▸ Work to complete
Please give an exact printout of the records, without any pictures.

+++++

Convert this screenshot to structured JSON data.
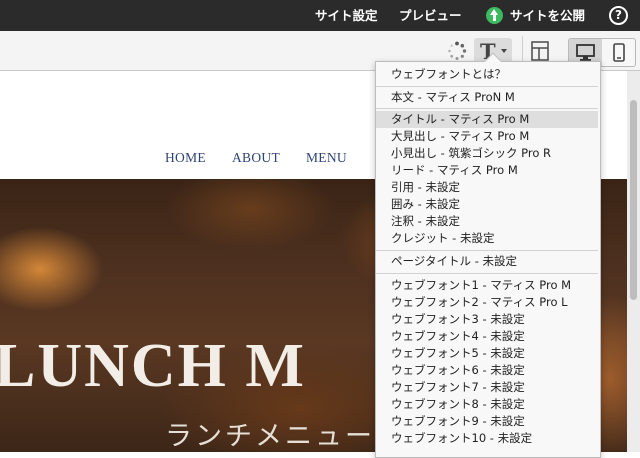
{
  "topbar": {
    "site_settings": "サイト設定",
    "preview": "プレビュー",
    "publish": "サイトを公開",
    "help": "?"
  },
  "toolbar": {
    "font_button": "T"
  },
  "site": {
    "nav": [
      "HOME",
      "ABOUT",
      "MENU"
    ],
    "hero_title": "LUNCH M",
    "hero_subtitle": "ランチメニュー"
  },
  "font_menu": {
    "about": "ウェブフォントとは？",
    "body": "本文 - マティス ProN M",
    "groups": [
      [
        "タイトル - マティス Pro M",
        "大見出し - マティス Pro M",
        "小見出し - 筑紫ゴシック Pro R",
        "リード - マティス Pro M",
        "引用 - 未設定",
        "囲み - 未設定",
        "注釈 - 未設定",
        "クレジット - 未設定"
      ],
      [
        "ページタイトル - 未設定"
      ],
      [
        "ウェブフォント1 - マティス Pro M",
        "ウェブフォント2 - マティス Pro L",
        "ウェブフォント3 - 未設定",
        "ウェブフォント4 - 未設定",
        "ウェブフォント5 - 未設定",
        "ウェブフォント6 - 未設定",
        "ウェブフォント7 - 未設定",
        "ウェブフォント8 - 未設定",
        "ウェブフォント9 - 未設定",
        "ウェブフォント10 - 未設定"
      ]
    ]
  },
  "colors": {
    "topbar_bg": "#2b2b2b",
    "publish_accent": "#3dba5f",
    "nav_text": "#2f4475",
    "menu_highlight": "#dedede"
  }
}
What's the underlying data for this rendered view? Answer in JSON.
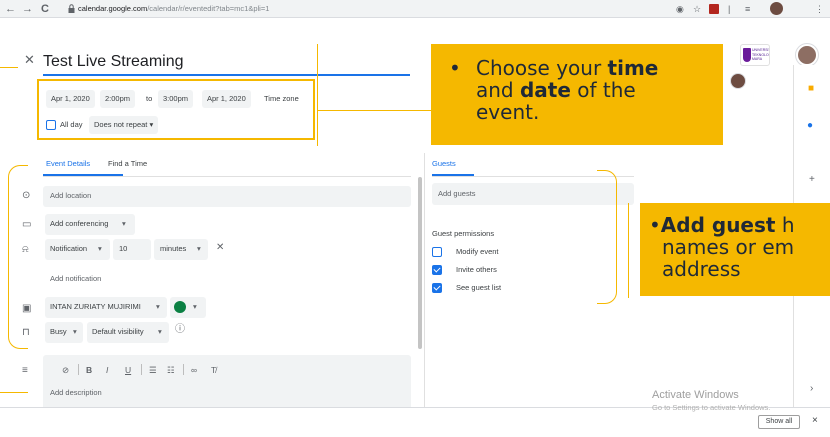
{
  "browser": {
    "back": "←",
    "forward": "→",
    "reload": "C",
    "url_host": "calendar.google.com",
    "url_path": "/calendar/r/eventedit?tab=mc1&pli=1"
  },
  "event": {
    "title": "Test Live Streaming",
    "start_date": "Apr 1, 2020",
    "start_time": "2:00pm",
    "to": "to",
    "end_time": "3:00pm",
    "end_date": "Apr 1, 2020",
    "time_zone": "Time zone",
    "all_day": "All day",
    "repeat": "Does not repeat"
  },
  "tabs": {
    "event_details": "Event Details",
    "find_a_time": "Find a Time"
  },
  "details": {
    "add_location": "Add location",
    "add_conferencing": "Add conferencing",
    "notification_type": "Notification",
    "notification_value": "10",
    "notification_unit": "minutes",
    "add_notification": "Add notification",
    "calendar_owner": "INTAN ZURIATY MUJIRIMI",
    "busy": "Busy",
    "visibility": "Default visibility",
    "add_description": "Add description"
  },
  "guests": {
    "tab": "Guests",
    "add_guests": "Add guests",
    "permissions_title": "Guest permissions",
    "permissions": [
      {
        "label": "Modify event",
        "checked": false
      },
      {
        "label": "Invite others",
        "checked": true
      },
      {
        "label": "See guest list",
        "checked": true
      }
    ]
  },
  "logo_text": "UNIVERSITI TEKNOLOGI MARA",
  "callouts": {
    "time_date": {
      "bullet": "•",
      "line1_pre": "Choose your ",
      "line1_bold": "time",
      "line2_pre": "and ",
      "line2_bold": "date",
      "line2_post": " of the",
      "line3": "event."
    },
    "guests": {
      "bullet": "•",
      "line1_bold": "Add guest",
      "line1_post": " h",
      "line2": "names or em",
      "line3": "address"
    }
  },
  "windows": {
    "activate_title": "Activate Windows",
    "activate_sub": "Go to Settings to activate Windows."
  },
  "footer": {
    "show_all": "Show all",
    "close": "×"
  },
  "colors": {
    "accent": "#1a73e8",
    "callout": "#f5b800",
    "calendar_color": "#0b8043"
  }
}
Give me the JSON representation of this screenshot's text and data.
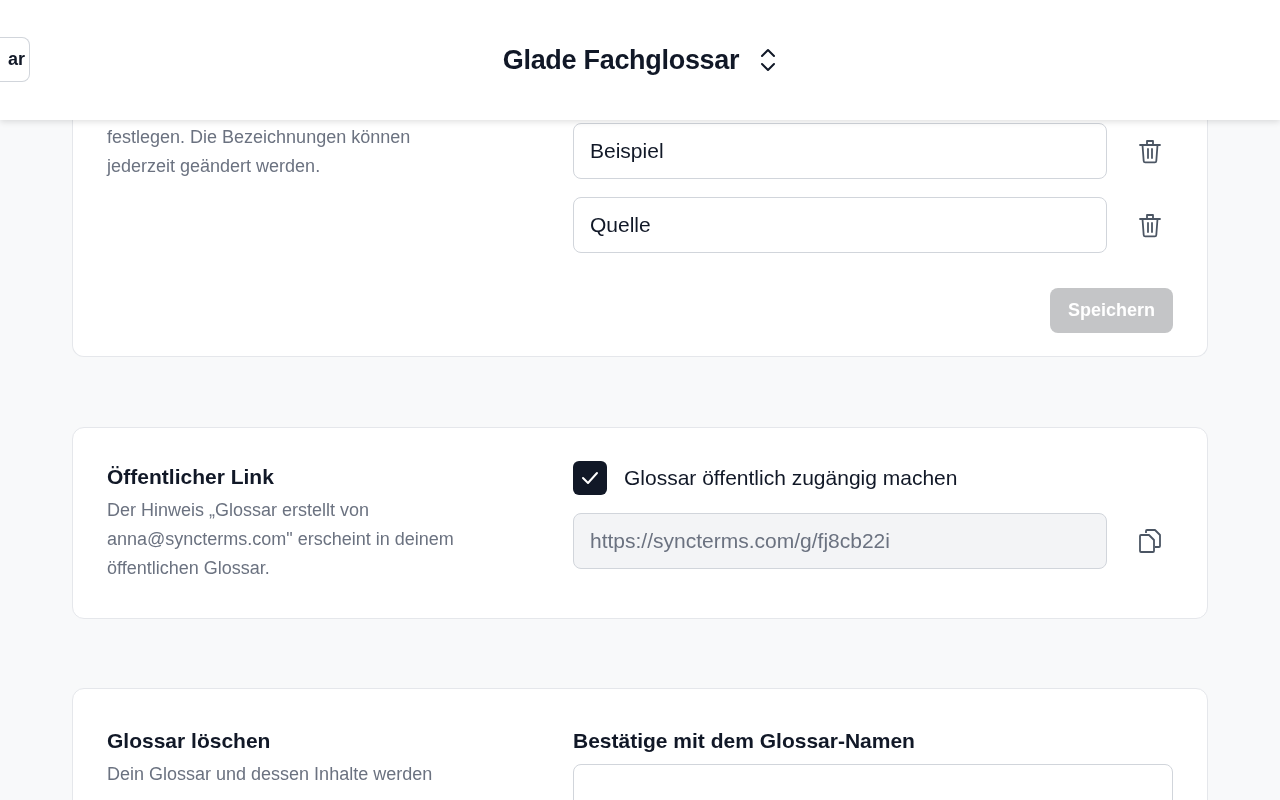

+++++

▸ Response below
Convert this screenshot to structured JSON data.
{
  "topbar": {
    "site_settings": "サイト設定",
    "preview": "プレビュー",
    "publish": "サイトを公開",
    "help": "?"
  },
  "toolbar": {
    "font_button": "T"
  },
  "site": {
    "nav": [
      "HOME",
      "ABOUT",
      "MENU"
    ],
    "hero_title": "LUNCH M",
    "hero_subtitle": "ランチメニュー"
  },
  "font_menu": {
    "about": "ウェブフォントとは？",
    "body": "本文 - マティス ProN M",
    "groups": [
      [
        "タイトル - マティス Pro M",
        "大見出し - マティス Pro M",
        "小見出し - 筑紫ゴシック Pro R",
        "リード - マティス Pro M",
        "引用 - 未設定",
        "囲み - 未設定",
        "注釈 - 未設定",
        "クレジット - 未設定"
      ],
      [
        "ページタイトル - 未設定"
      ],
      [
        "ウェブフォント1 - マティス Pro M",
        "ウェブフォント2 - マティス Pro L",
        "ウェブフォント3 - 未設定",
        "ウェブフォント4 - 未設定",
        "ウェブフォント5 - 未設定",
        "ウェブフォント6 - 未設定",
        "ウェブフォント7 - 未設定",
        "ウェブフォント8 - 未設定",
        "ウェブフォント9 - 未設定",
        "ウェブフォント10 - 未設定"
      ]
    ]
  },
  "colors": {
    "topbar_bg": "#2b2b2b",
    "publish_accent": "#3dba5f",
    "nav_text": "#2f4475",
    "menu_highlight": "#dedede"
  }
}
What's the underlying data for this rendered view? Answer in JSON.
{
  "browser": {
    "back": "←",
    "forward": "→",
    "reload": "C",
    "url_host": "calendar.google.com",
    "url_path": "/calendar/r/eventedit?tab=mc1&pli=1"
  },
  "event": {
    "title": "Test Live Streaming",
    "start_date": "Apr 1, 2020",
    "start_time": "2:00pm",
    "to": "to",
    "end_time": "3:00pm",
    "end_date": "Apr 1, 2020",
    "time_zone": "Time zone",
    "all_day": "All day",
    "repeat": "Does not repeat"
  },
  "tabs": {
    "event_details": "Event Details",
    "find_a_time": "Find a Time"
  },
  "details": {
    "add_location": "Add location",
    "add_conferencing": "Add conferencing",
    "notification_type": "Notification",
    "notification_value": "10",
    "notification_unit": "minutes",
    "add_notification": "Add notification",
    "calendar_owner": "INTAN ZURIATY MUJIRIMI",
    "busy": "Busy",
    "visibility": "Default visibility",
    "add_description": "Add description"
  },
  "guests": {
    "tab": "Guests",
    "add_guests": "Add guests",
    "permissions_title": "Guest permissions",
    "permissions": [
      {
        "label": "Modify event",
        "checked": false
      },
      {
        "label": "Invite others",
        "checked": true
      },
      {
        "label": "See guest list",
        "checked": true
      }
    ]
  },
  "logo_text": "UNIVERSITI TEKNOLOGI MARA",
  "callouts": {
    "time_date": {
      "bullet": "•",
      "line1_pre": "Choose your ",
      "line1_bold": "time",
      "line2_pre": "and ",
      "line2_bold": "date",
      "line2_post": " of the",
      "line3": "event."
    },
    "guests": {
      "bullet": "•",
      "line1_bold": "Add guest",
      "line1_post": " h",
      "line2": "names or em",
      "line3": "address"
    }
  },
  "windows": {
    "activate_title": "Activate Windows",
    "activate_sub": "Go to Settings to activate Windows."
  },
  "footer": {
    "show_all": "Show all",
    "close": "×"
  },
  "colors": {
    "accent": "#1a73e8",
    "callout": "#f5b800",
    "calendar_color": "#0b8043"
  }
}
Give me the JSON representation of this screenshot's text and data.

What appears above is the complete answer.